I am curious as to why Christians think that the resurrection hypothesis is more plausible and probable than any of the many alternative explanations like the body being stolen.

I look forward to your responses.

  • 1
    Welcome to Christianity.SE. For a quick overview of what this site is about, please take the Site Tour. It really sounds like you're more interested in making a statement than asking a question. Beyond that, there are as many different answers to this question as there are Christians, and this is not a discussion site. See: How we are different than other sites and: How do I ask a good question? Commented Jan 31, 2016 at 20:31
  • 1
    StackExchange sites have a guideline about intentionally being offensive. Your entire post was phrased in such a way that it's clearly disdainful. Per the help, belittling is not OK. I removed the irrelevant content and left you with the core question. Note that I didn't add or alter anything, I simply removed content, to try to ensure that your actual question remained. Commented Feb 1, 2016 at 0:22
  • 1
    Well, now I've edited the title in an attempt to make it clearly on topic to help prevent it from being closed. Commented Feb 1, 2016 at 2:16
  • Sorry - was honestly not meaning to be offensive! Was just expressing things how I saw them.
    – user85798
    Commented Feb 1, 2016 at 16:35

1 Answer 1


I'm going to preface this by reminding the community that whether or not a theory is true is off-topic. What is taught is what's at hand, and also what's asked. The following is only addressing what is asked: "What reasons are given". Refrain from debates over what is more "plausible", please.

Unlike skeptics, Christians are willing to believe in the miraculous, so the idea that an idea sounds "miraculous" or "supernatural" does not automatically, in our minds, disqualify it from being reasonable. Therefore, we accept the possibility of a single supernatural event as possible, and turn to the remaining evidence.

With that out of the way, the standard Apologetic answer is that the stolen body hypothesis does not make sense in light of the evidence.

Excerpts from ChristianAnsers.net:

Neither the Jewish nor the Roman leaders, who guarded the tomb (Matthew 27:62f) would have taken the body. Rather, both had every motive to produce the body publicly in order to humiliate the disciples and nip their movement in the bud.

Likewise, is highly unlikely that Jesus' followers could have removed the body with a Roman guard protecting the tomb, plus a large stone door. And it won't work to charge them with inventing the account of the sleeping guards in Matthew. 28:11f. That story would only have served as apologetic propaganda had the guards stayed awake.

Why would the disciples (or anyone else) want to risk their lives to steal Christ's body? The biblical record shows the disciples were scared, discouraged and disheartened. Their only motive could have been to deceive. But everything we read about these men indicates they were good and honest. How could they have gone out the rest of their lives and daily preached that Christ had risen from the dead when they knew all along it was a lie?
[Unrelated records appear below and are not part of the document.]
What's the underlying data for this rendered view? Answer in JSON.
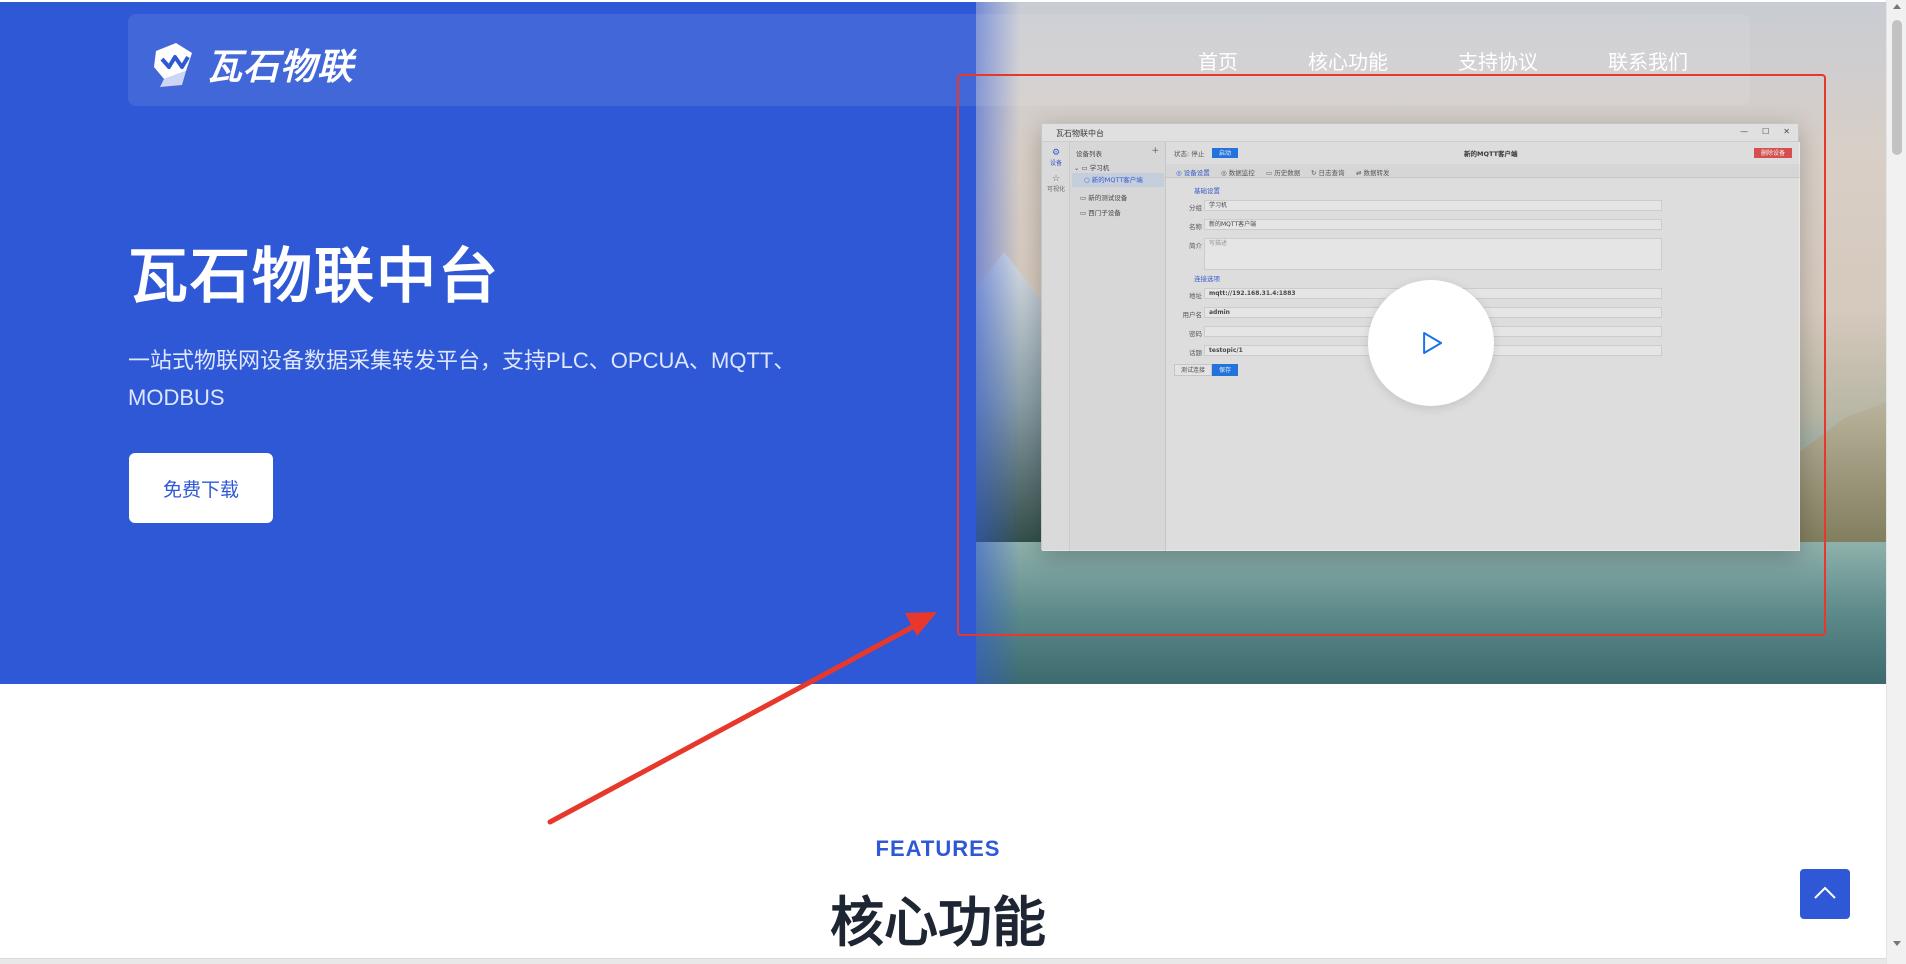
{
  "brand": {
    "name": "瓦石物联"
  },
  "nav": {
    "items": [
      "首页",
      "核心功能",
      "支持协议",
      "联系我们"
    ]
  },
  "hero": {
    "title": "瓦石物联中台",
    "subtitle": "一站式物联网设备数据采集转发平台，支持PLC、OPCUA、MQTT、MODBUS",
    "download_label": "免费下载"
  },
  "preview": {
    "window_title": "瓦石物联中台",
    "rail": [
      "设备",
      "可视化"
    ],
    "tree_header": "设备列表",
    "tree": [
      "学习机",
      "新的MQTT客户端",
      "新的测试设备",
      "西门子设备"
    ],
    "status": "状态: 停止",
    "status_button": "启动",
    "device_title": "新的MQTT客户端",
    "delete_button": "删除设备",
    "tabs": [
      "设备设置",
      "数据监控",
      "历史数据",
      "日志查询",
      "数据转发"
    ],
    "section_basic": "基础设置",
    "fields": [
      {
        "label": "分组",
        "value": "学习机"
      },
      {
        "label": "名称",
        "value": "新的MQTT客户端"
      },
      {
        "label": "简介",
        "value": "写描述"
      }
    ],
    "section_conn": "连接选项",
    "conn_fields": [
      {
        "label": "地址",
        "value": "mqtt://192.168.31.4:1883"
      },
      {
        "label": "用户名",
        "value": "admin"
      },
      {
        "label": "密码",
        "value": ""
      },
      {
        "label": "话题",
        "value": "testopic/1"
      }
    ],
    "test_button": "测试连接",
    "save_button": "保存"
  },
  "features": {
    "eyebrow": "FEATURES",
    "title": "核心功能"
  },
  "colors": {
    "brand": "#2f58d6",
    "annotation": "#e8382b",
    "white": "#ffffff"
  }
}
Would they have sacrificed and suffered so greatly for something that they know was an outright deception?

It would have been foolish to hide the corpse and fake a resurrection. The consequences of their loyalty to Jesus included beatings, imprisonments, and even death. No sane person chooses these for what they know is false. Under such pressures, liars confess their deceptions and betray their cohorts.

Beyond that, Jesus appeared to large groups of people after his death. From about.com:

A large crowd of more than 500 eyewitnesses saw the risen Jesus Christ at the same time. The Apostle Paul records this event in 1 Corinthians 15:6. He states that most of these men and women were still alive when he wrote this letter, about 55 A.D. Undoubtedly they told others about this miracle. Today, psychologists say it would be impossible for a large crowd of people to have had the same hallucination at once. Smaller groups also saw the risen Christ, such as the apostles, and Cleopas and his companion. They all saw the same thing, and in the case of the apostles, they touched Jesus and watched him eat food. The hallucination theory is further debunked because after the ascension of Jesus into heaven, sightings of him stopped.

We can also point to the sudden emergence of courage of the Apostles. After being a bunch of cowards that scattered to the wind at the crucifixion, they suddenly became brave, and willing to die as martyrs after seeing the resurrected Christ.

Also noted is the conversion of Saul of Tarsus, who went from persecuting Christians to being one of the most prolific authors of the new Testament, and who went through all sorts of hardships in the name of Christ after his encounter with the resurrected Christ.

(These are also documented in the links I gave.)

Note that searching for "Stolen body hypothesis" will give the same basic answer over and over. Even Wikipedia covers it.


You must log in to answer this question.

Not the answer you're looking for? Browse other questions tagged .